I really like configuring servers with Ansible. It’s just explicit and magic-free enough so that I don’t have to relearn it every couple of months. It’s still not really a magic wand that does the whole server maintenance for you. You still have to somehow trigger that playbook somehow. A couple of months ago, I stumbled upon this tweet by Simon Willison that might make things easier, though.
Normally, Ansible operates in a push mode. This means that you as the server admin execute a playbook and Ansible will go out to all the hosts mentioned in this playbook to do your bidding. With ansible-pull, on the other hand, you can turn this principle on its head by no longer pushing state onto machines but letting them pull state from a central server and updating themselves.
If you’re thinking that this is basically just doing a git-pull and then ansible-playbook, you’re close to the truth. ansible-pull just does a bit of wrapping around these two steps in order to make the experience a bit more reliable.
$ ansible-pull -U firstname.lastname@example.org/zerok/infra-repo.git site.yaml
OK, so if you now have a single repository for multiple hosts in your infrastructure and you’re using Ansible Vault to encrypt things like access keys and passwords, how can you keep host A knowing about the access keys for host B? Turns out, a Vault password doesn’t need to be able to decrypt every encrypted item inside a repository but just those that are needed while applying the selected playbook. So in the end you just generate multiple passwords and inject them using different
--vault-ids so that, for example, each host has its own password and there is another one for the shared data. Problem solved 🙂
But back to the start: why would you want to inverse the process here? A simple example would be that you often provision new machines with the same base image. With push you’d then have to trigger the playbook from somewhere else for that new host. With pull the host itself would just go to your central repo and execute that playbook for itself.
There seems to be no one-way for how you’d need to structure your repository to work with this. For my home network I have a repository that can be used for push and pull. All I do is setup the
/etc/ansible/hosts inventory on each host and then pass an additional
-l hostname flag to the
ansible-pull call you saw above.
ansible-pull will, if you don’t explicitly specify a playbook, run a playbook based on the fully qualified hostname of the machine it is executed on.

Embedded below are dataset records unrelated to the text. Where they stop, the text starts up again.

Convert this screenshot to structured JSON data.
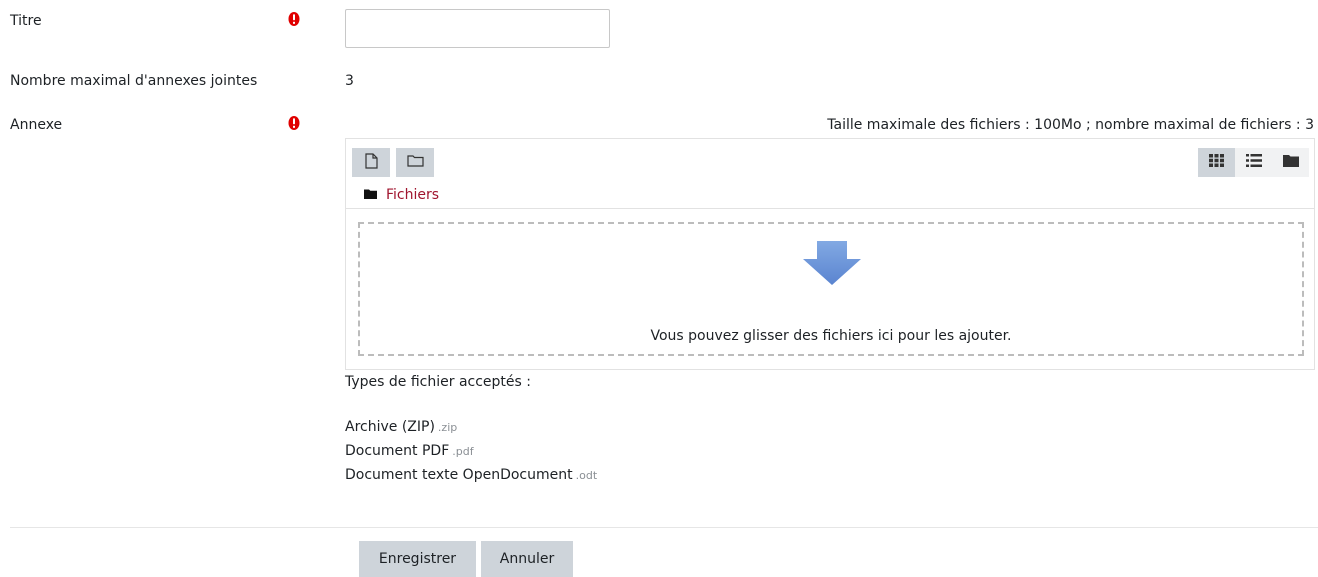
{
  "form": {
    "title_label": "Titre",
    "title_value": "",
    "max_attachments_label": "Nombre maximal d'annexes jointes",
    "max_attachments_value": "3",
    "attachment_label": "Annexe"
  },
  "filepicker": {
    "limits_text": "Taille maximale des fichiers : 100Mo ; nombre maximal de fichiers : 3",
    "path_label": "Fichiers",
    "dropzone_text": "Vous pouvez glisser des fichiers ici pour les ajouter.",
    "toolbar_icons": [
      "add-file-icon",
      "create-folder-icon"
    ],
    "view_icons": [
      "grid-view-icon",
      "list-view-icon",
      "tree-view-icon"
    ],
    "active_view": "grid"
  },
  "accepted_types": {
    "title": "Types de fichier acceptés :",
    "items": [
      {
        "name": "Archive (ZIP)",
        "ext": ".zip"
      },
      {
        "name": "Document PDF",
        "ext": ".pdf"
      },
      {
        "name": "Document texte OpenDocument",
        "ext": ".odt"
      }
    ]
  },
  "actions": {
    "save_label": "Enregistrer",
    "cancel_label": "Annuler"
  },
  "colors": {
    "required_icon": "#e00000",
    "link": "#a0152f",
    "button_bg": "#ced4da",
    "dropzone_arrow": "#6a92d6"
  }
}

hosta.networkwould first try
hosta.yml, and eventually fall back to a
local.yml. This is something I haven’t done yet as I have to specify the
-l hostname flag anyway for now since the repo should still also work for the push-scenario.
This whole setup also, naturally, has its downsides like that synchronizing updates over multiple hosts gets more complicated but for my simply home-network scenario this should do fine. Let’s see if I’ll still with it 🙂